__Task to complete__
Every line of the records below that holds the word "time" should be copied out.

Collected data:

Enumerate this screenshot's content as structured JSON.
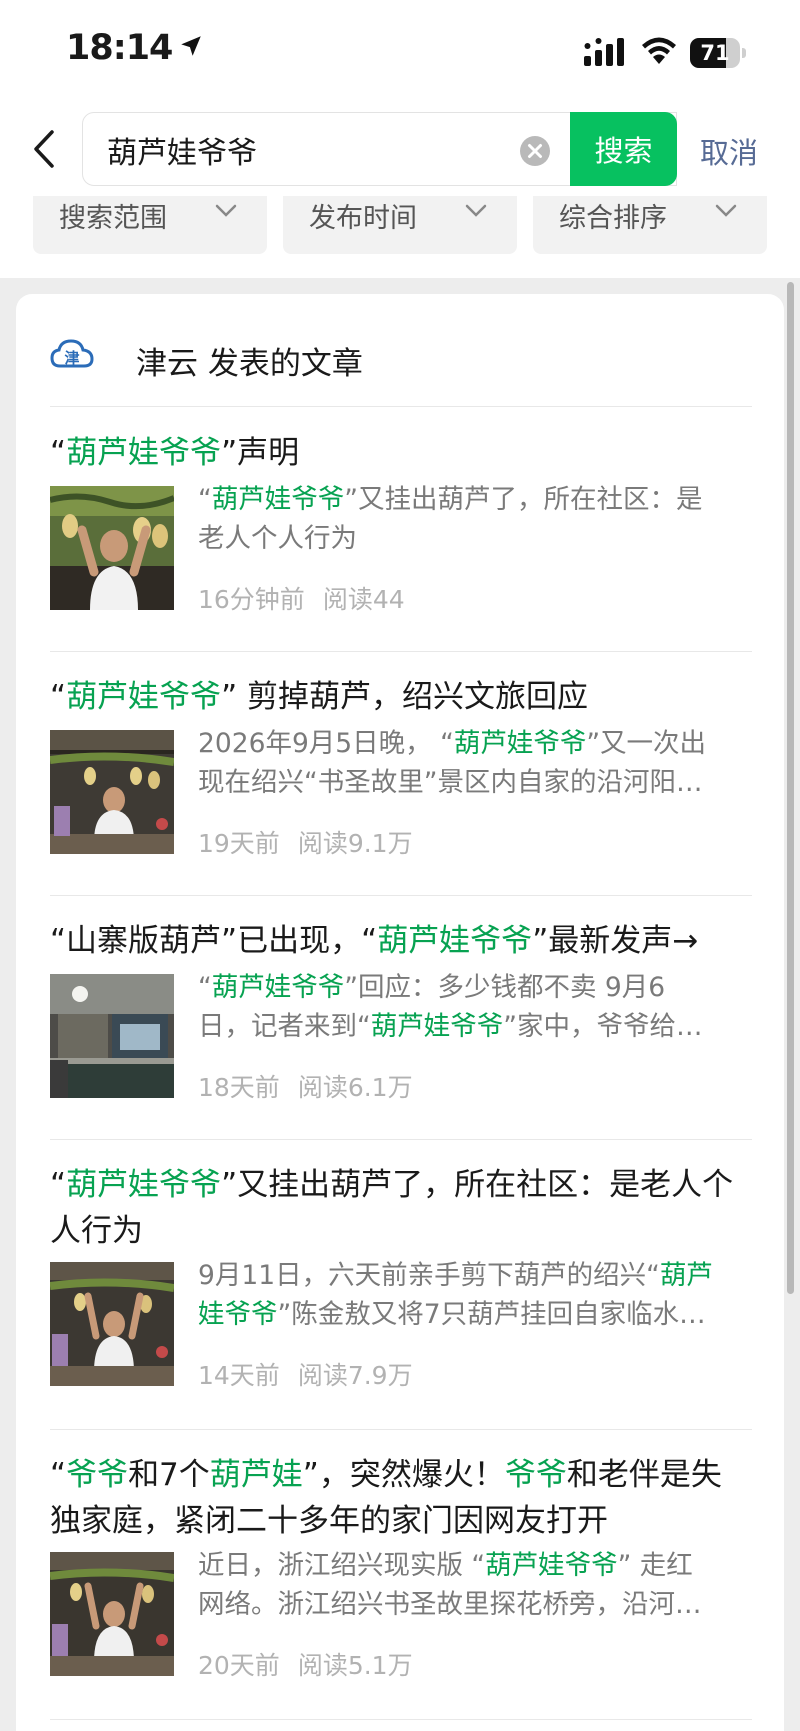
{
  "status_bar": {
    "time": "18:14",
    "battery_level": 71,
    "battery_text": "71"
  },
  "search": {
    "query": "葫芦娃爷爷",
    "button_label": "搜索",
    "cancel_label": "取消"
  },
  "filters": [
    {
      "label": "搜索范围"
    },
    {
      "label": "发布时间"
    },
    {
      "label": "综合排序"
    }
  ],
  "account": {
    "label": "津云 发表的文章"
  },
  "articles": [
    {
      "title": [
        {
          "t": "“"
        },
        {
          "t": "葫芦娃爷爷",
          "hl": true
        },
        {
          "t": "”声明"
        }
      ],
      "summary_lines": [
        [
          {
            "t": "“"
          },
          {
            "t": "葫芦娃爷爷",
            "hl": true
          },
          {
            "t": "”又挂出葫芦了，所在社区：是"
          }
        ],
        [
          {
            "t": "老人个人行为"
          }
        ]
      ],
      "time": "16分钟前",
      "reads": "阅读44"
    },
    {
      "title": [
        {
          "t": "“"
        },
        {
          "t": "葫芦娃爷爷",
          "hl": true
        },
        {
          "t": "” 剪掉葫芦，绍兴文旅回应"
        }
      ],
      "summary_lines": [
        [
          {
            "t": "2026年9月5日晚， “"
          },
          {
            "t": "葫芦娃爷爷",
            "hl": true
          },
          {
            "t": "”又一次出"
          }
        ],
        [
          {
            "t": "现在绍兴“书圣故里”景区内自家的沿河阳…"
          }
        ]
      ],
      "time": "19天前",
      "reads": "阅读9.1万"
    },
    {
      "title": [
        {
          "t": "“山寨版葫芦”已出现，“"
        },
        {
          "t": "葫芦娃爷爷",
          "hl": true
        },
        {
          "t": "”最新发声→"
        }
      ],
      "summary_lines": [
        [
          {
            "t": "“"
          },
          {
            "t": "葫芦娃爷爷",
            "hl": true
          },
          {
            "t": "”回应：多少钱都不卖 9月6"
          }
        ],
        [
          {
            "t": "日，记者来到“"
          },
          {
            "t": "葫芦娃爷爷",
            "hl": true
          },
          {
            "t": "”家中，爷爷给…"
          }
        ]
      ],
      "time": "18天前",
      "reads": "阅读6.1万"
    },
    {
      "title": [
        {
          "t": "“"
        },
        {
          "t": "葫芦娃爷爷",
          "hl": true
        },
        {
          "t": "”又挂出葫芦了，所在社区：是老人个人行为"
        }
      ],
      "summary_lines": [
        [
          {
            "t": "9月11日，六天前亲手剪下葫芦的绍兴“"
          },
          {
            "t": "葫芦",
            "hl": true
          }
        ],
        [
          {
            "t": "娃爷爷",
            "hl": true
          },
          {
            "t": "”陈金敖又将7只葫芦挂回自家临水…"
          }
        ]
      ],
      "time": "14天前",
      "reads": "阅读7.9万"
    },
    {
      "title": [
        {
          "t": "“"
        },
        {
          "t": "爷爷",
          "hl": true
        },
        {
          "t": "和7个"
        },
        {
          "t": "葫芦娃",
          "hl": true
        },
        {
          "t": "”，突然爆火！"
        },
        {
          "t": "爷爷",
          "hl": true
        },
        {
          "t": "和老伴是失独家庭，紧闭二十多年的家门因网友打开"
        }
      ],
      "summary_lines": [
        [
          {
            "t": "近日，浙江绍兴现实版 “"
          },
          {
            "t": "葫芦娃爷爷",
            "hl": true
          },
          {
            "t": "” 走红"
          }
        ],
        [
          {
            "t": "网络。浙江绍兴书圣故里探花桥旁，沿河…"
          }
        ]
      ],
      "time": "20天前",
      "reads": "阅读5.1万"
    }
  ]
}
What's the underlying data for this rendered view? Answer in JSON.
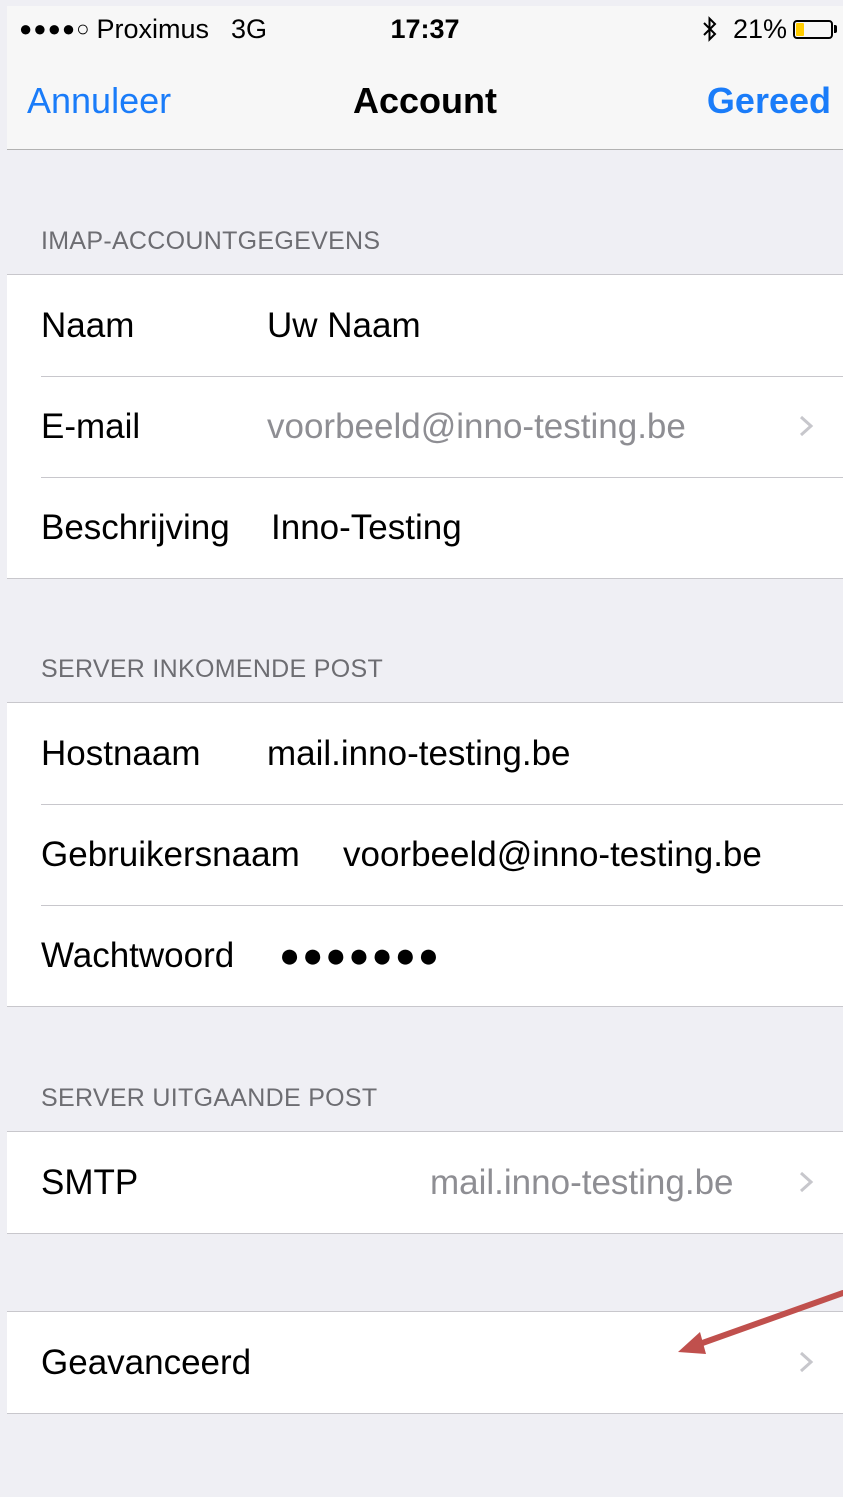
{
  "status_bar": {
    "signal_dots": "●●●●○",
    "carrier": "Proximus",
    "network": "3G",
    "time": "17:37",
    "battery": "21%",
    "battery_level": 0.21,
    "battery_color": "#ffcc00",
    "bluetooth_icon": "bluetooth-icon"
  },
  "nav": {
    "cancel_label": "Annuleer",
    "title": "Account",
    "done_label": "Gereed",
    "accent_color": "#1a7cf9"
  },
  "sections": {
    "imap": {
      "header": "IMAP-ACCOUNTGEGEVENS",
      "name_label": "Naam",
      "name_value": "Uw Naam",
      "email_label": "E-mail",
      "email_value": "voorbeeld@inno-testing.be",
      "description_label": "Beschrijving",
      "description_value": "Inno-Testing"
    },
    "incoming": {
      "header": "SERVER INKOMENDE POST",
      "host_label": "Hostnaam",
      "host_value": "mail.inno-testing.be",
      "user_label": "Gebruikersnaam",
      "user_value": "voorbeeld@inno-testing.be",
      "password_label": "Wachtwoord",
      "password_value": "●●●●●●●"
    },
    "outgoing": {
      "header": "SERVER UITGAANDE POST",
      "smtp_label": "SMTP",
      "smtp_value": "mail.inno-testing.be"
    },
    "advanced": {
      "label": "Geavanceerd"
    }
  },
  "annotation": {
    "arrow_color": "#c0504d",
    "icon": "arrow-annotation"
  }
}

__Response below__
    "time": "18:14",
      "time": "16分钟前",
      "time": "19天前",
      "time": "18天前",
      "time": "14天前",
      "time": "20天前",
    "time": "17:37",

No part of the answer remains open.